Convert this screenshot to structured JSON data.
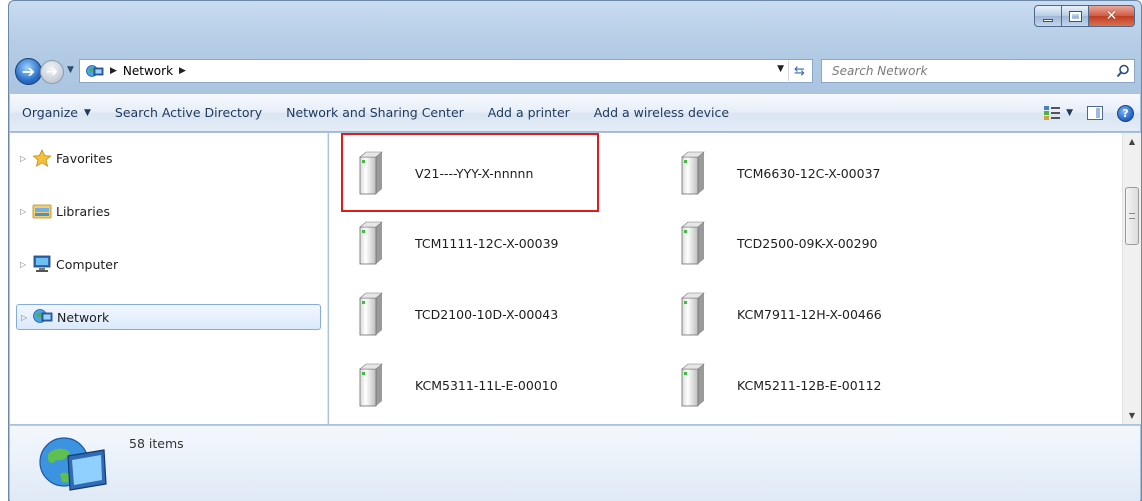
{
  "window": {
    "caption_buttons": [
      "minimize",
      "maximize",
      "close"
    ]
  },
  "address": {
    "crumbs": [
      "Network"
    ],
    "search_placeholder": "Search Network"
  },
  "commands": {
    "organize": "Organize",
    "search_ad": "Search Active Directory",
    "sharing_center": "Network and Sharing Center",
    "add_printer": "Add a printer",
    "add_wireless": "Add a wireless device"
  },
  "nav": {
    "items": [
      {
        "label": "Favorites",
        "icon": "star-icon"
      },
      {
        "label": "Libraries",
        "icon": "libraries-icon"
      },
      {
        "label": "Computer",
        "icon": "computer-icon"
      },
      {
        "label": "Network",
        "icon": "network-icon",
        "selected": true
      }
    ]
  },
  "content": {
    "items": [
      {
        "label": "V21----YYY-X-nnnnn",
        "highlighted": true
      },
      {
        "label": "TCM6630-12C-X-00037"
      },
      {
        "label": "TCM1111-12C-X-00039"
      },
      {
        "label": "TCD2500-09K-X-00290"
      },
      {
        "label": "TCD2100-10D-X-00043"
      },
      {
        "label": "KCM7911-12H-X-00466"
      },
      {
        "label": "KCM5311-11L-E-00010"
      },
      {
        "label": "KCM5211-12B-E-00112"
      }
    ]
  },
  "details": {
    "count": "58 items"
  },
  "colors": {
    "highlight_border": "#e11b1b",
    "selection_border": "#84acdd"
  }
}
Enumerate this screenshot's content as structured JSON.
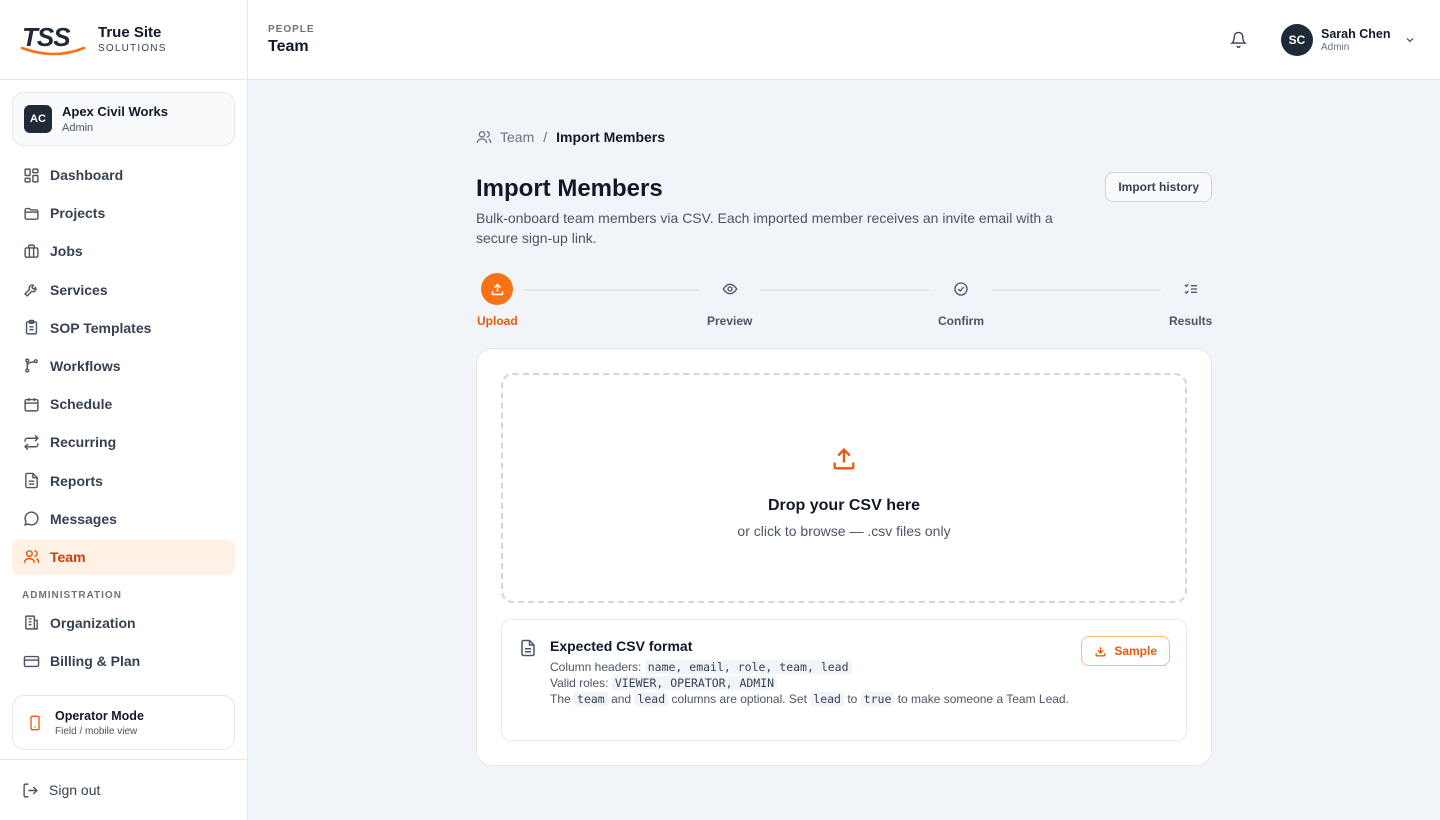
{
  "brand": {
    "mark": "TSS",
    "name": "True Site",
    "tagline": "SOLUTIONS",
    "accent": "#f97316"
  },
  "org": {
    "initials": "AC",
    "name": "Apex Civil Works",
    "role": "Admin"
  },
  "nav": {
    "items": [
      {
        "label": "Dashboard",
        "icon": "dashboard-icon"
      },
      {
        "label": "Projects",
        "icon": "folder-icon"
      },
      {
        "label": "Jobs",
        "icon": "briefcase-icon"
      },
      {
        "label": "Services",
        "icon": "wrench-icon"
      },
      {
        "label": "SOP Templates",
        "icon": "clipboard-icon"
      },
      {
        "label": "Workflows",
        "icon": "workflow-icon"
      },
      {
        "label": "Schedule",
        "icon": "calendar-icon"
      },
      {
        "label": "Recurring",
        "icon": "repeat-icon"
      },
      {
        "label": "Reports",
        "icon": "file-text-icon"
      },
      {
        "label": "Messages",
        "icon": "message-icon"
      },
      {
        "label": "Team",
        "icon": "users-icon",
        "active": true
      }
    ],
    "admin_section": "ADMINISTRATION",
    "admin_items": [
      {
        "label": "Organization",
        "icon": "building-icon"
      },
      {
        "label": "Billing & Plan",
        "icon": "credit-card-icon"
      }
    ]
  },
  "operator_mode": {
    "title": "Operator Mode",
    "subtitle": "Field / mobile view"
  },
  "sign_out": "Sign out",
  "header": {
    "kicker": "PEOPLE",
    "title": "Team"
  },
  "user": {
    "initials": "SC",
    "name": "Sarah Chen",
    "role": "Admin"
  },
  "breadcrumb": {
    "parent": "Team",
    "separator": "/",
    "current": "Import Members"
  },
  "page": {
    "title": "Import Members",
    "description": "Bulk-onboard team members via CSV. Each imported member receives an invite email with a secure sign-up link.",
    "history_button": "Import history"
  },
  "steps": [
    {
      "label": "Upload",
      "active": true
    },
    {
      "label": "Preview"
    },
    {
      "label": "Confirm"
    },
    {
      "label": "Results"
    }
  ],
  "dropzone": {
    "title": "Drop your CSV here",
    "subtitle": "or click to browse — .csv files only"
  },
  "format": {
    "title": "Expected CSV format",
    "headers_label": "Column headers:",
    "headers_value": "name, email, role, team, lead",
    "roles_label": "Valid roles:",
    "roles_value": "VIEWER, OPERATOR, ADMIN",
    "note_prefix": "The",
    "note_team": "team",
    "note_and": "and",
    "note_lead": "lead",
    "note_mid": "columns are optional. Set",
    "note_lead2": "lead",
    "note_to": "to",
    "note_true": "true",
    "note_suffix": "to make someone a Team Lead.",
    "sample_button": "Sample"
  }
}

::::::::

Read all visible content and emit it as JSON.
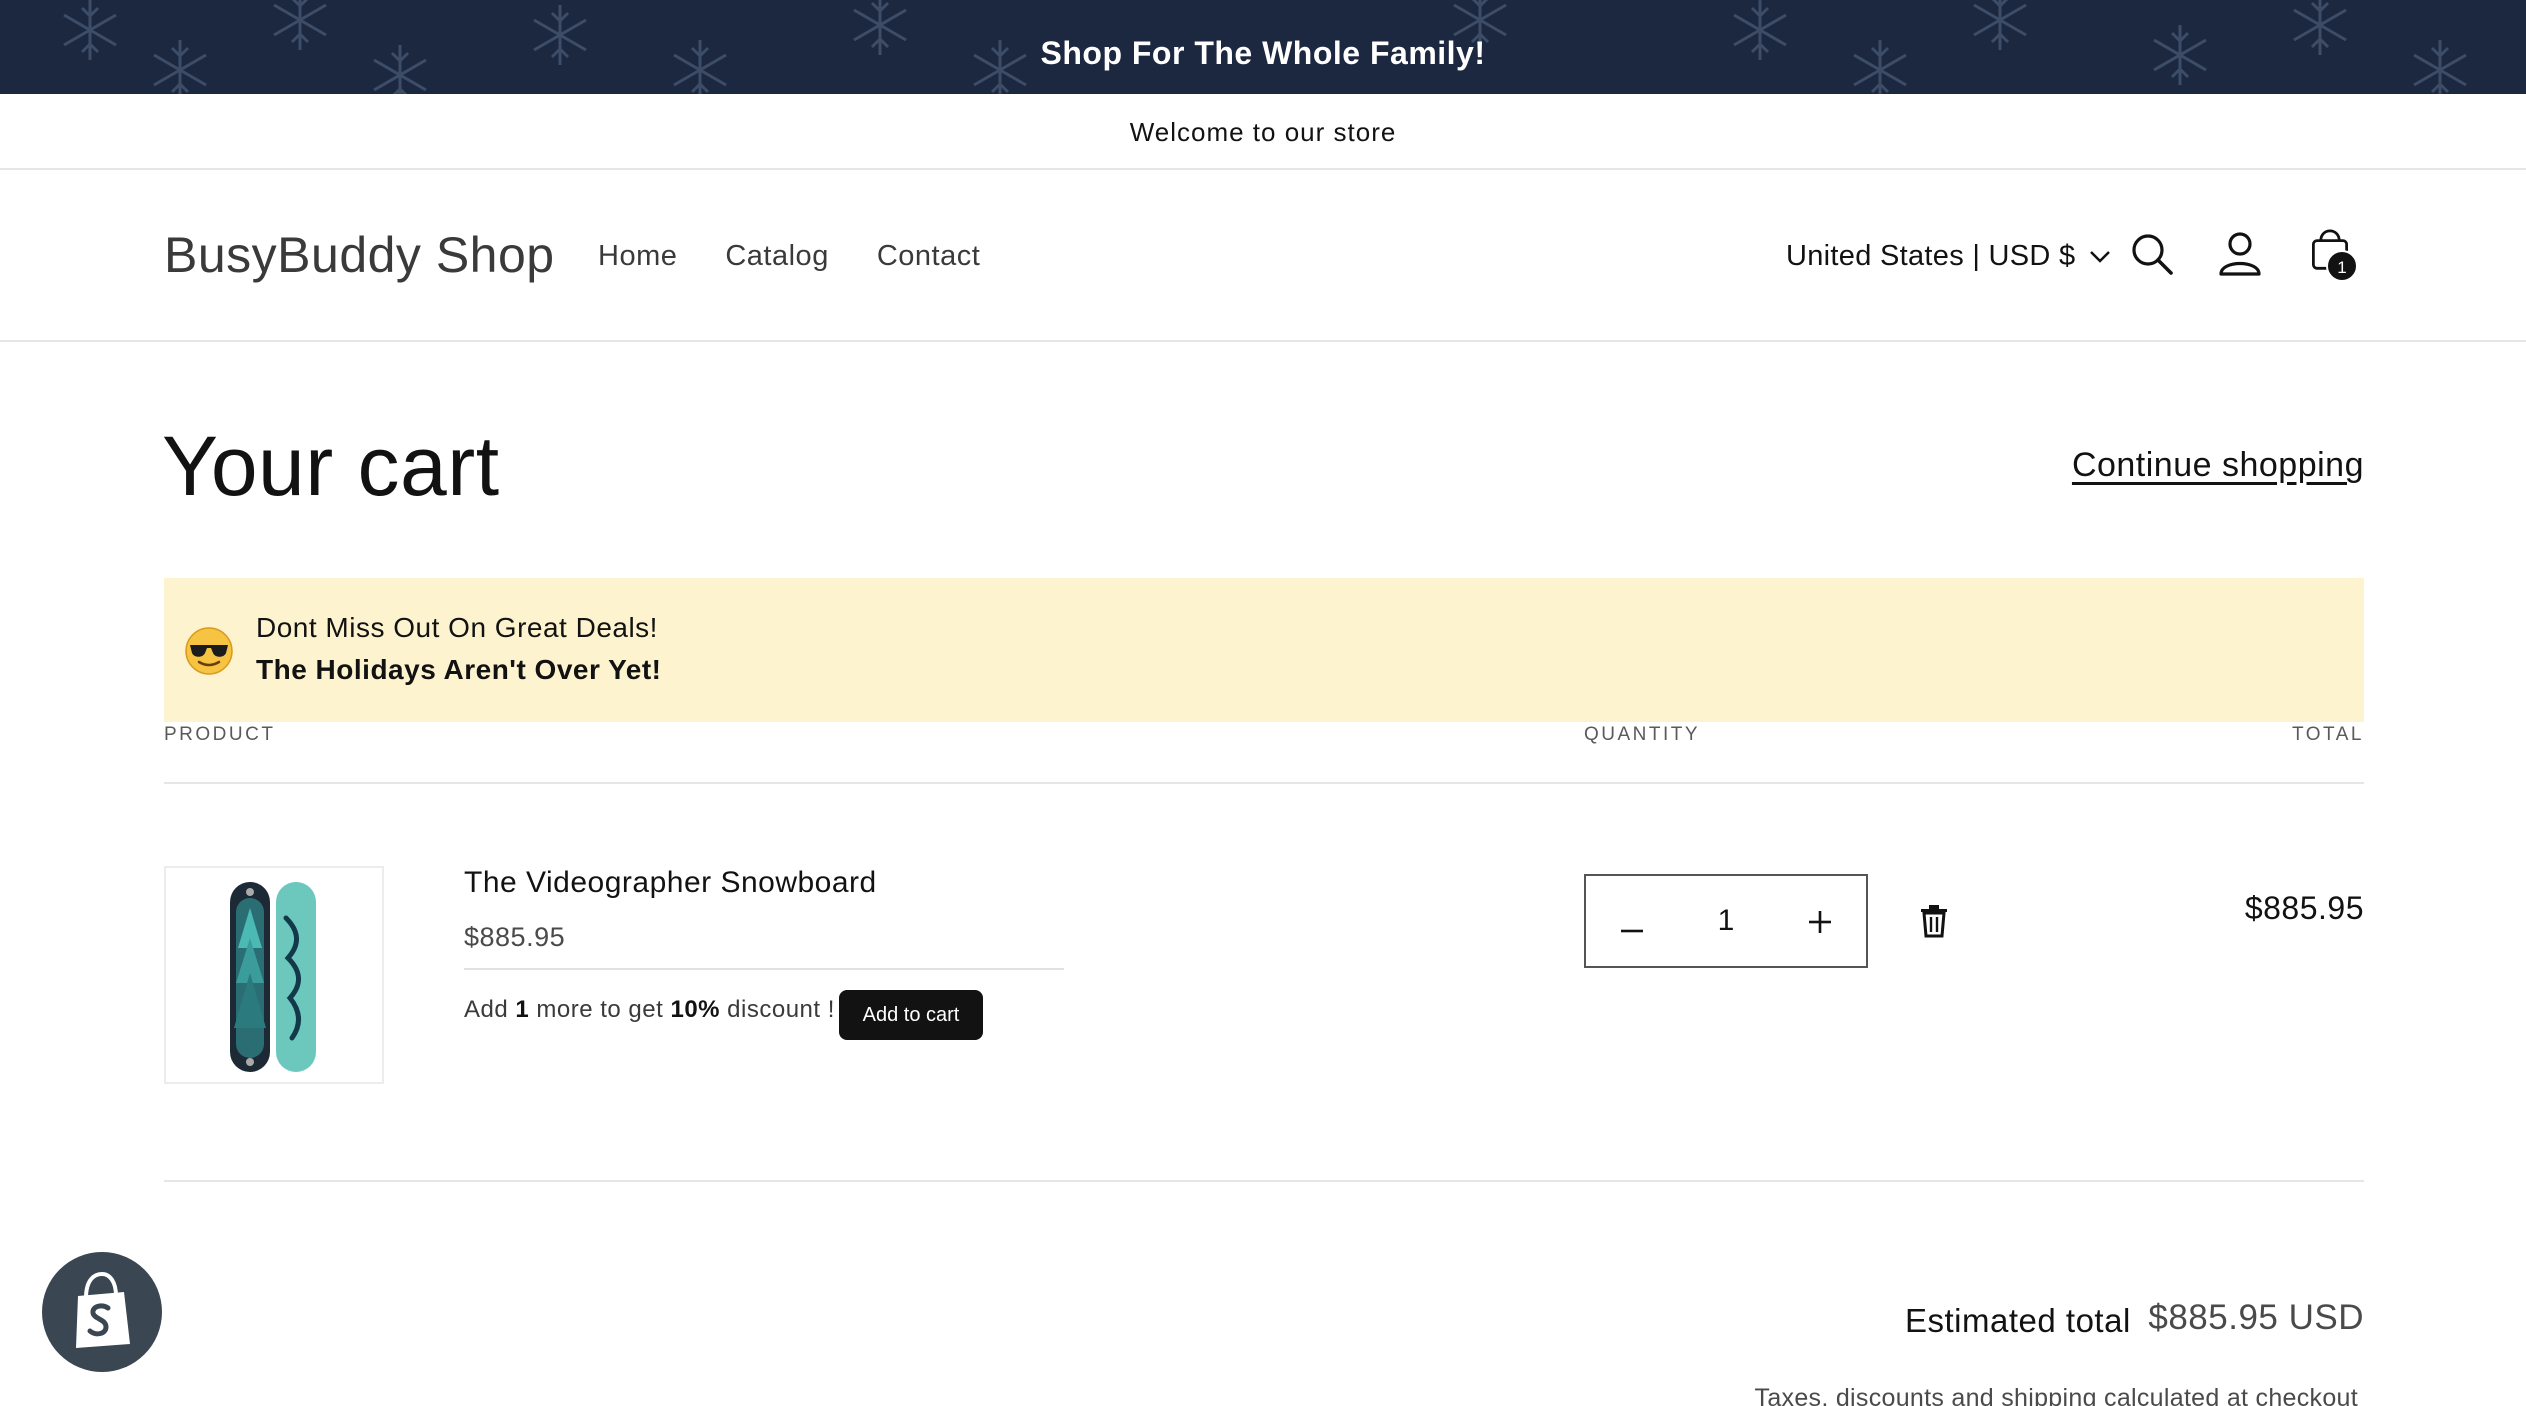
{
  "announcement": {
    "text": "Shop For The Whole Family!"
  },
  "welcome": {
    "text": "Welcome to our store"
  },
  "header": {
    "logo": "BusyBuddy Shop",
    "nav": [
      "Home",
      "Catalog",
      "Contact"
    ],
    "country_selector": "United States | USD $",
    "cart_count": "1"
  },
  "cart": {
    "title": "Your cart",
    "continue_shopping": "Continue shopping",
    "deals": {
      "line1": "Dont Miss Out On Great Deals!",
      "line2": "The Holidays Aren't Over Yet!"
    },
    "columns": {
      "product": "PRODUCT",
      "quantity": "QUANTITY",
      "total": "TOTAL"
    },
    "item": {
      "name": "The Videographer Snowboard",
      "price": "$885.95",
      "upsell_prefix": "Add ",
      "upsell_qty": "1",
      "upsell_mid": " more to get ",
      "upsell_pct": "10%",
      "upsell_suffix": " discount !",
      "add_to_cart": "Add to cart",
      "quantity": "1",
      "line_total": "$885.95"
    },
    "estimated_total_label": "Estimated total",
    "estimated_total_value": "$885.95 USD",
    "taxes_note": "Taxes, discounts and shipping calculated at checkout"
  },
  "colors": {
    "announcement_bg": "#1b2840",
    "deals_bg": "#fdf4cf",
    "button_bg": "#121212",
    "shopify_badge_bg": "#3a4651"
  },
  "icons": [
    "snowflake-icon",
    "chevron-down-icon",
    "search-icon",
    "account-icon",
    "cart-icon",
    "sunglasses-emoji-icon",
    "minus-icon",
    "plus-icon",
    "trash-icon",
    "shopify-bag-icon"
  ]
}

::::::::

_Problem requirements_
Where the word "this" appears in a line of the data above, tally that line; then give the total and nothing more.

_Expected answer_
2